Omit the pictures. Print each entry below exactly.

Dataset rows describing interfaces
◆ ◆ ◆ ◆ ◆ ◆ ◆

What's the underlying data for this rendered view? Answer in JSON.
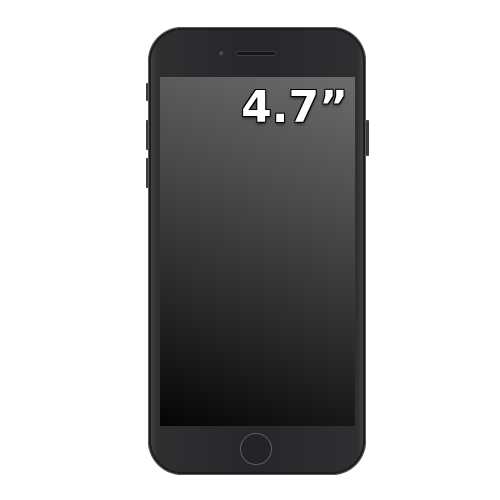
{
  "device": {
    "screen_size_label": "4.7”",
    "colors": {
      "body": "#26272a",
      "screen_top": "#6b6b6b",
      "screen_bottom": "#050505",
      "label": "#ffffff"
    },
    "icons": [
      "front-camera-icon",
      "earpiece-icon",
      "home-button-icon"
    ]
  }
}
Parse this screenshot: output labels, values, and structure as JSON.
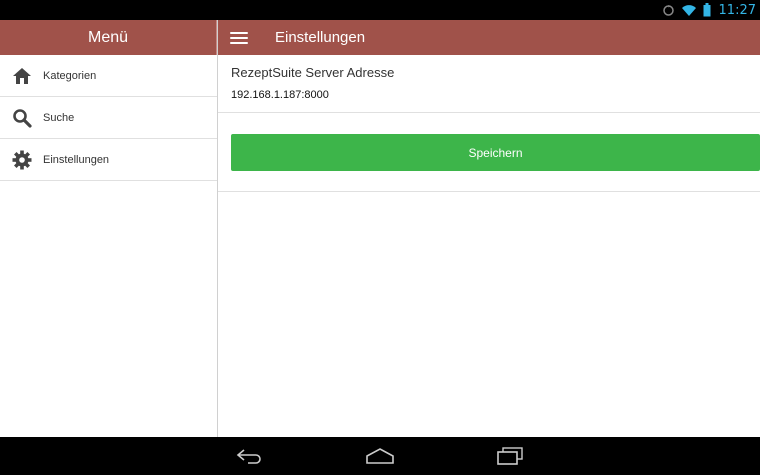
{
  "status_bar": {
    "time": "11:27",
    "icons": [
      "sync-icon",
      "wifi-icon",
      "battery-icon"
    ],
    "accent_color": "#33b5e5"
  },
  "sidebar": {
    "title": "Menü",
    "items": [
      {
        "label": "Kategorien",
        "icon": "home-icon"
      },
      {
        "label": "Suche",
        "icon": "search-icon"
      },
      {
        "label": "Einstellungen",
        "icon": "gear-icon"
      }
    ]
  },
  "main": {
    "title": "Einstellungen",
    "server_field": {
      "label": "RezeptSuite Server Adresse",
      "value": "192.168.1.187:8000"
    },
    "save_label": "Speichern"
  },
  "colors": {
    "header": "#a0524a",
    "button": "#3db54a",
    "background": "#ffffff"
  },
  "nav_bar": {
    "buttons": [
      "back-icon",
      "home-icon",
      "recent-apps-icon"
    ]
  }
}
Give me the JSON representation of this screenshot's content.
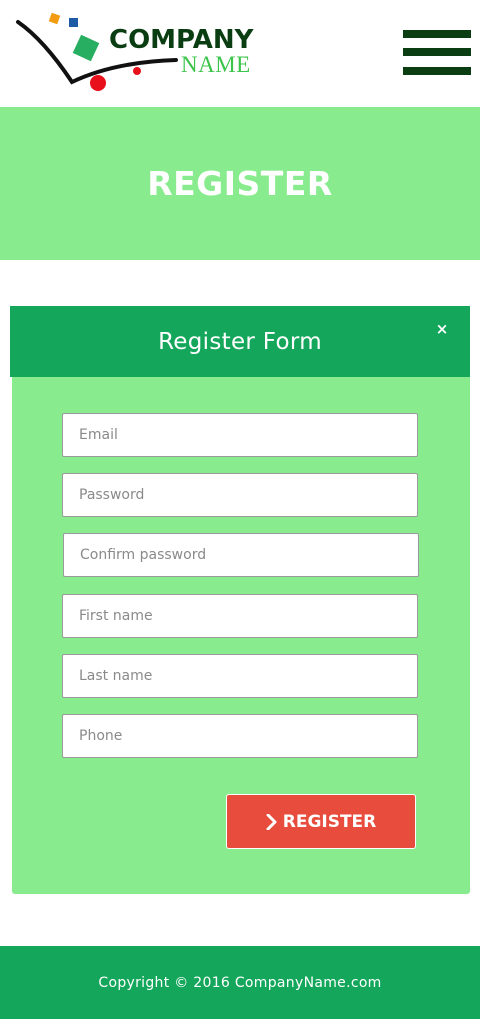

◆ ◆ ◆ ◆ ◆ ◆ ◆

■ COMPLETED TASK:
What's the underlying data for this rendered view? Answer in JSON.
{
  "device": {
    "screen_size_label": "4.7”",
    "colors": {
      "body": "#26272a",
      "screen_top": "#6b6b6b",
      "screen_bottom": "#050505",
      "label": "#ffffff"
    },
    "icons": [
      "front-camera-icon",
      "earpiece-icon",
      "home-button-icon"
    ]
  }
}
Parse this screenshot: output labels, values, and structure as JSON.
{
  "status_bar": {
    "time": "11:27",
    "icons": [
      "sync-icon",
      "wifi-icon",
      "battery-icon"
    ],
    "accent_color": "#33b5e5"
  },
  "sidebar": {
    "title": "Menü",
    "items": [
      {
        "label": "Kategorien",
        "icon": "home-icon"
      },
      {
        "label": "Suche",
        "icon": "search-icon"
      },
      {
        "label": "Einstellungen",
        "icon": "gear-icon"
      }
    ]
  },
  "main": {
    "title": "Einstellungen",
    "server_field": {
      "label": "RezeptSuite Server Adresse",
      "value": "192.168.1.187:8000"
    },
    "save_label": "Speichern"
  },
  "colors": {
    "header": "#a0524a",
    "button": "#3db54a",
    "background": "#ffffff"
  },
  "nav_bar": {
    "buttons": [
      "back-icon",
      "home-icon",
      "recent-apps-icon"
    ]
  }
}
Give me the JSON representation of this screenshot's content.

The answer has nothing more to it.